By early Wednesday, the storm system moving into the plains will begin to deepen and drag a cold front across the plains. This will be the impetus of a severe weather threat later on Wednesday across Eastern portions of Texas, up through Nebraska into the Mississippi River Valley. This threat will continue to push East on Thursday with the greater threat across the Gulf Coast states from Louisiana to Alabama with a smaller risk up north towards Indiana and North Carolina.

 

Here is today’s Current Severe Weather Outlook,

Severe Outlook

 

Day 1 Risk Area (sq. mi.) Area Pop. Some Larger Population Centers in Risk Area
MARGINAL 20,361 6,008,210 Miami, FL…Hialeah, FL…Fort Lauderdale, FL…Pembroke Pines, FL…Hollywood, FL…

 

THERE IS A MARGINAL RISK OF SEVERE THUNDERSTORMS FOR THE

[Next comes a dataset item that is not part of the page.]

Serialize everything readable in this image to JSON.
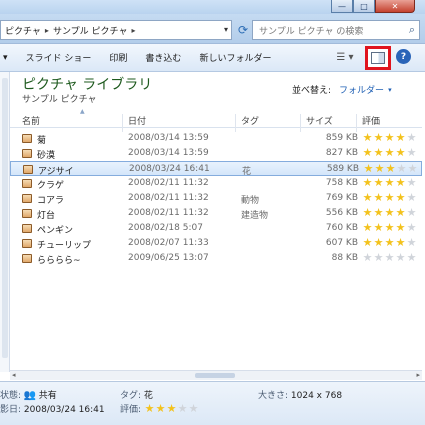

Southern portions of Florida, Southeastern Wyoming and the Nebraska Panhandle

 

***Severe Weather Analysis***

 

A mid/upper level low over the Great Basin will move east while a surface low develops over the Central High Plains in response to 1 mid-level vorticity max rotating through the base of the Western United States trough. A Dryline will extend southward through the Southern High Plains and a Pacific cold front will push eastward through the Desert Southwest and into the Southern Rockies overnight Tuesday.  Further East, A mid-level ridge will build into the Mississippi Valley concurrent with a shortwave trough exiting the northeast into the Canadian Maritimes.

Water Vapor Imagery taken overnight Monday shows a mid-level disturbance over the Western Gulf of Mexico. This feature is forecast to rapidly move to the east and reach the Florida Peninsula by the afternoon.  Dewpoints in the lower 70s located to the South of a nearly stationary cold front and normal day time heating will contribute to moderate buoyancy and CAPE values between 1500 and 2000 Joules per kilogram.  Ample high level outflow and local sea-breeze circulations may support to development of thunderstorms with hail and strong winds being the primary risks.  This threat will diminish late in the evening.

The warm moist flow in the plains will interact with the developing surface low over Eastern Colorado and lead to high based showers and thunderstorms over the Cheyenne Ridge. Steep Lapse rates and adequate deep layer shear may result in the stronger storms being capable of marginal hail and severe gusts during the late afternoon and early evening.

 

 

***This week’s Flood Risk***

Flood Risk

 

Yesterday’s Storm Reports

Storm Reports

 

 

Robert Millette

Staff Meteorologist

Firsthand Weather